Crossing the lines

Consider what factors or events‌ would persuade a character to act in a worse or better way as a one-off circumstance, or a trigger that sways their actions. Perhaps they won’t kill parents, no matter what brought them into that position; maybe violence against women will often trigger a violent episode. 

Gray, on the moral scale, has the obligation to be interesting — so don’t think too hard about staying within neutral territory. Swing one way or the other occasionally with good narrative build-up and support to really bring out the character’s individuality. 

What if it’s always an accident?

Maybe your character is frequently caught in the wrong place at the wrong time, but they always manage to come out on top. What do you do then?

It’s first necessary to define a serial killer. Definitionally, a serial killer is a person that commits multiple murders. Murder being the key word — it must be on purpose for the act to fall on that definition. Otherwise it’s manslaughter (which is an incidental death where even if harm was meant, death was not). I can’t stress this enough: by definition, you can’t have a serial killer whose only kills were in self-defense or accidental. Your character must progress to proactive murder on more than one occasion for them to be considered a serial killer. 

Of course, that’s not to say you can’t have other characters (or even their inner monologue) refer to them as a serial killer. Social knowledge rarely sees eye-to-eye with legal or academic terms and definitions. I just caution you against using ‘serial killer’ in marketing material or descriptive collateral, if this is the case. It is a technically inaccurate descriptor, and someone waiting for that switch from accidental to purposeful is going to be sorely disappointed when it never happens. 

It could, however, be a great plot device to start there and explore the character’s evolution from unfortunate events to intentional murder. Maybe they were targeted for multiple violent crimes, and one day decided to be proactive and preemptively solve their problem (via murder, of course). 

Avoid the Angel of Death

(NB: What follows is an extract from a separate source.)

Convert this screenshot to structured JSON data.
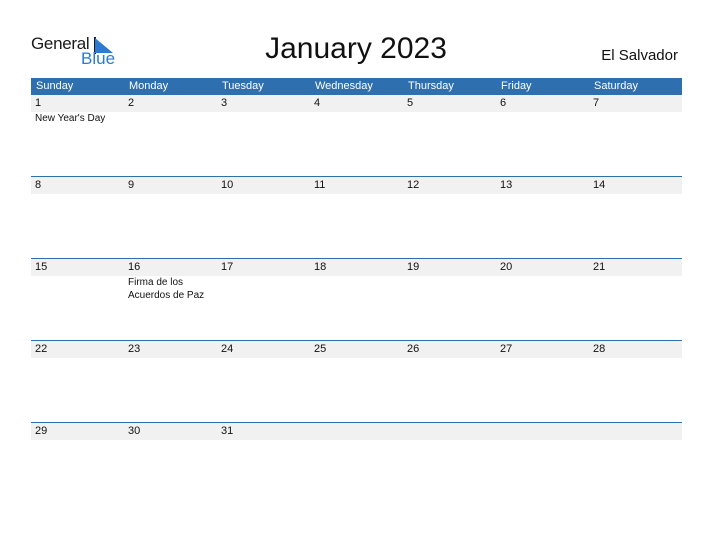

While a vigilante may be a good character type for the morally gray serial killer, the Angel of Death is not. This type of killer is looking for personal gratification by taking someone’s life into their own hands. More often than not, the Angel of Death is looking to make themselves a hero by saving the day, and the deaths are secondary (and a sign of their failure). I’ll admit that the line between “personal gratification” and “justice” can be a thin one.

 The important distinction to keep in mind here are the moral definitions you’ve created: I can’t argue that an Angel of Death is serving any higher purpose than their own desire to cause situations where they might be a hero. It’s like hiring a hitman to take out a target, but intercepting the hitman just in time to save the target. The entire situation is at the mercy of the character; there’s no justice in the actions, no redeeming qualities. They don’t feel bad for sending the hitman — the outcome was planned from the start. And if they can’t beat the hitman? Oh well, better luck next time. 

Convincing the reader that the protagonist has a good (“enough”) reason for their actions is key to achieving the moral middle ground. A reasonable, morally upstanding person probably won’t resort to the character’s actions, but they understand how the thought process could bring them where they are. The Angel of Death is fabricating the entire situation; a morally gray killer should be working towards a goal, or acting on a strong reason. 


The morally gray serial killer isn’t looking to win anyone over, or get a standing ovation for their good deeds. They’re killing for a reason — a reason that wouldn’t normally drive someone to kill, but the reader can see how they got from point A to point B in the thought process.